Gather each line in the entries that includes the string "size".

Interface dataset entries

[Start of section]

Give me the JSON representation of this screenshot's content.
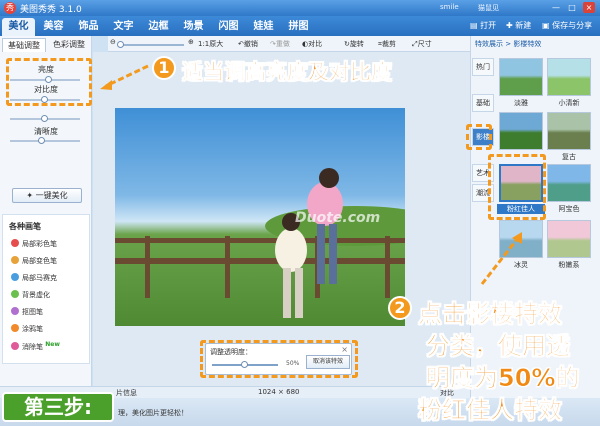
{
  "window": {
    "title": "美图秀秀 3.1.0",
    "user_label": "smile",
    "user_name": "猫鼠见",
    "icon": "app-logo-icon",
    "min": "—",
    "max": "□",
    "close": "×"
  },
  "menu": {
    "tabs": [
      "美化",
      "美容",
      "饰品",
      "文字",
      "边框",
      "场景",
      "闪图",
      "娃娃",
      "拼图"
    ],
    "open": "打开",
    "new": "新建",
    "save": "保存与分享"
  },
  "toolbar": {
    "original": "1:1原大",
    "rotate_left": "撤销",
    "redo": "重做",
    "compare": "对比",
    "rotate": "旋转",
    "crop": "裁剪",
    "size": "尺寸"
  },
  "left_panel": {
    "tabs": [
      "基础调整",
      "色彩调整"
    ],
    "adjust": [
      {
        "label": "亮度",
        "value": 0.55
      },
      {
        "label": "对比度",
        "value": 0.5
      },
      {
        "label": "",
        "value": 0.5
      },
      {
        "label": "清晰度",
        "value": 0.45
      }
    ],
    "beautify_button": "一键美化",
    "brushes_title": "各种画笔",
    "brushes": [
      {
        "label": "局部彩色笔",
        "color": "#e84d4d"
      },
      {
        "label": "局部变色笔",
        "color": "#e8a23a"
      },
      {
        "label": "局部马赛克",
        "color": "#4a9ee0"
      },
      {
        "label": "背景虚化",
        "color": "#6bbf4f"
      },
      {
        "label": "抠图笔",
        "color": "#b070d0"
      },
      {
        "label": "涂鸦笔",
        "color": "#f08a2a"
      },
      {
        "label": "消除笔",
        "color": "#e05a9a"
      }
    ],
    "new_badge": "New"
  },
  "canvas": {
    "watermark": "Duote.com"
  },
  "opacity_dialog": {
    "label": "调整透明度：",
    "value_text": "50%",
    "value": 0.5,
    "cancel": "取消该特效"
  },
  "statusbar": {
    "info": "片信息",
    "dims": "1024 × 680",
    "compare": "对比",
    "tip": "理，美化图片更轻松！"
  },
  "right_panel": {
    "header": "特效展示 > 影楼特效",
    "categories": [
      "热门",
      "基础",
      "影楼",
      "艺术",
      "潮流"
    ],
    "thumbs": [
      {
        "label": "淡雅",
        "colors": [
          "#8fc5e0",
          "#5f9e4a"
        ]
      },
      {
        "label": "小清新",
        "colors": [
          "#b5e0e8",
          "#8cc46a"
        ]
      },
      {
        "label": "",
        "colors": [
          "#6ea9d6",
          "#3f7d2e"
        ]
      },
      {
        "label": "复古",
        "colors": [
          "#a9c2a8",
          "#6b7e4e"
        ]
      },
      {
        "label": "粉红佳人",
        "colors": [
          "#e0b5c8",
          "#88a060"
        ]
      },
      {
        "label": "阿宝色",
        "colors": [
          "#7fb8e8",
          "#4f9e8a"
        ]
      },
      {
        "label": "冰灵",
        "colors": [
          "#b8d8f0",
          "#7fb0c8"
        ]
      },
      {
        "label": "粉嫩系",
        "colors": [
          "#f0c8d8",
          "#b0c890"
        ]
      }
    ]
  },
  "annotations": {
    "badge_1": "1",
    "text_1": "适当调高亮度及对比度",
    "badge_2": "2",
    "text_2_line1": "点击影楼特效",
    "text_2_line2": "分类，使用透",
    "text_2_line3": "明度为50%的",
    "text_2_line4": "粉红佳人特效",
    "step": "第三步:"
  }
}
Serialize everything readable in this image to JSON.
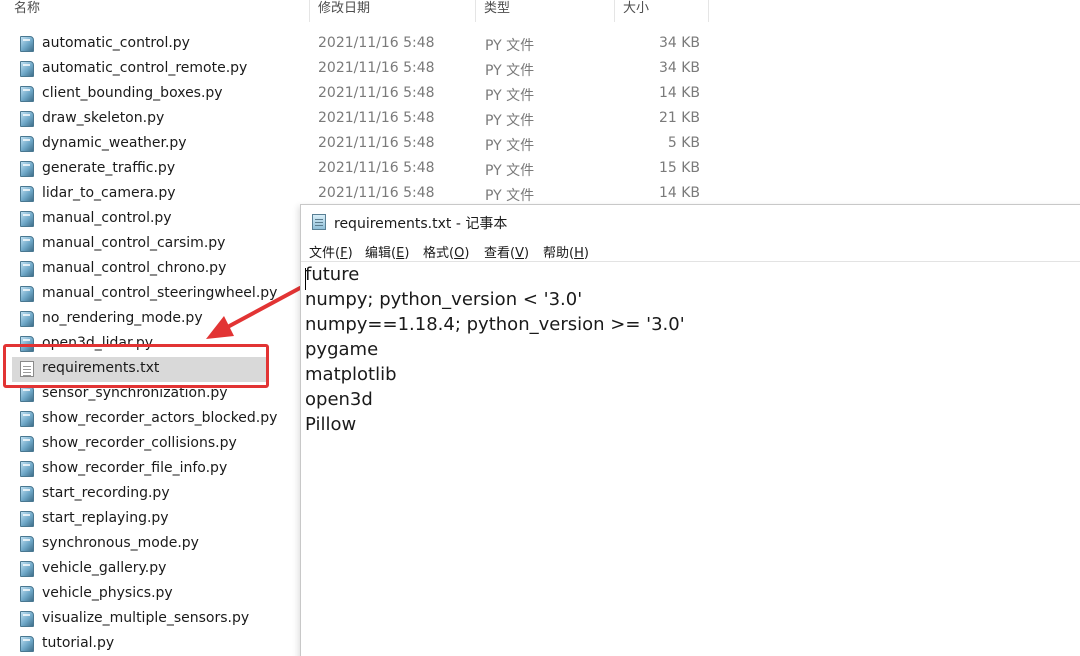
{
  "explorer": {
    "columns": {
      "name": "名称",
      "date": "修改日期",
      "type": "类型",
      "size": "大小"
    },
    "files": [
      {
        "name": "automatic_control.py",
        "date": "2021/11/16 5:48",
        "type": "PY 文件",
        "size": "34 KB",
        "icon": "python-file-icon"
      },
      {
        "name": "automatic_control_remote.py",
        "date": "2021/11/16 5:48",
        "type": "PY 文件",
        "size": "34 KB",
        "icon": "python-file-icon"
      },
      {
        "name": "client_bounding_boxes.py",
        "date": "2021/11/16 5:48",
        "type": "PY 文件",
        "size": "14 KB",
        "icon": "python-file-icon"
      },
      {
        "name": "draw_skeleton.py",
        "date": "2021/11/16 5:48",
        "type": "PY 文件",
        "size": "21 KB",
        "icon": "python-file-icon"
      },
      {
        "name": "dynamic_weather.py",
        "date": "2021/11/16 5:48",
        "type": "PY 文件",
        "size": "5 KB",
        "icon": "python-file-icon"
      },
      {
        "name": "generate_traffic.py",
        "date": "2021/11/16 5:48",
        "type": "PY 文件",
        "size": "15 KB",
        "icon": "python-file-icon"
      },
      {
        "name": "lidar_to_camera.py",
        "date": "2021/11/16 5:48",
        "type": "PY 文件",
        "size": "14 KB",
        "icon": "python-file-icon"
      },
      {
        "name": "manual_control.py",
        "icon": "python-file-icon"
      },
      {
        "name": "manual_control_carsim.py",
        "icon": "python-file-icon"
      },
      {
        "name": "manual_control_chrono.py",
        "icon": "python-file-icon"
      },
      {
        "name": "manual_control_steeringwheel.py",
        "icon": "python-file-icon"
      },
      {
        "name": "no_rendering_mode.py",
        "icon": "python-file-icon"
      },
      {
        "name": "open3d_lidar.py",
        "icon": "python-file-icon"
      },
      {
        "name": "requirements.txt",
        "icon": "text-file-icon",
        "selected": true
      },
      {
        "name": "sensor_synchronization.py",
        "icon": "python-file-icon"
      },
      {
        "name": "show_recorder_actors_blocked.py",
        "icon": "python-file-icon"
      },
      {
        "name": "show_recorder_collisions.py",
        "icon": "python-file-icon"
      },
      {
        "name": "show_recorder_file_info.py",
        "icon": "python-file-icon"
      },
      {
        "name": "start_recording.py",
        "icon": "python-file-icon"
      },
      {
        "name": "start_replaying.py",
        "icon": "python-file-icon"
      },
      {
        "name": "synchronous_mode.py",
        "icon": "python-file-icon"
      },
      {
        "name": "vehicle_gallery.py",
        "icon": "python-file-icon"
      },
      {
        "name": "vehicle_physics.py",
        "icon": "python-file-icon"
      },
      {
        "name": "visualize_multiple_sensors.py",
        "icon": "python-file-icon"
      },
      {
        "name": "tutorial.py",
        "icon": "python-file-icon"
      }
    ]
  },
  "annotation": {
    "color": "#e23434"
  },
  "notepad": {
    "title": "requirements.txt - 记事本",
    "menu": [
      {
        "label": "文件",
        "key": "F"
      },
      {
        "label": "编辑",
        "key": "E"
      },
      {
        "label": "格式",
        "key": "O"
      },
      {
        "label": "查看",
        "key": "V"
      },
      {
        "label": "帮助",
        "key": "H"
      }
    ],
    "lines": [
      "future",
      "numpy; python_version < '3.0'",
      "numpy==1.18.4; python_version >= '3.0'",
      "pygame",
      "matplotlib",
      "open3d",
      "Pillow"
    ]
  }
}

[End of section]

■ **Worked solution**:
    "size": "尺寸"
      "size": "大小"
        "size": "34 KB",
        "size": "34 KB",
        "size": "14 KB",
        "size": "21 KB",
        "size": "5 KB",
        "size": "15 KB",
        "size": "14 KB",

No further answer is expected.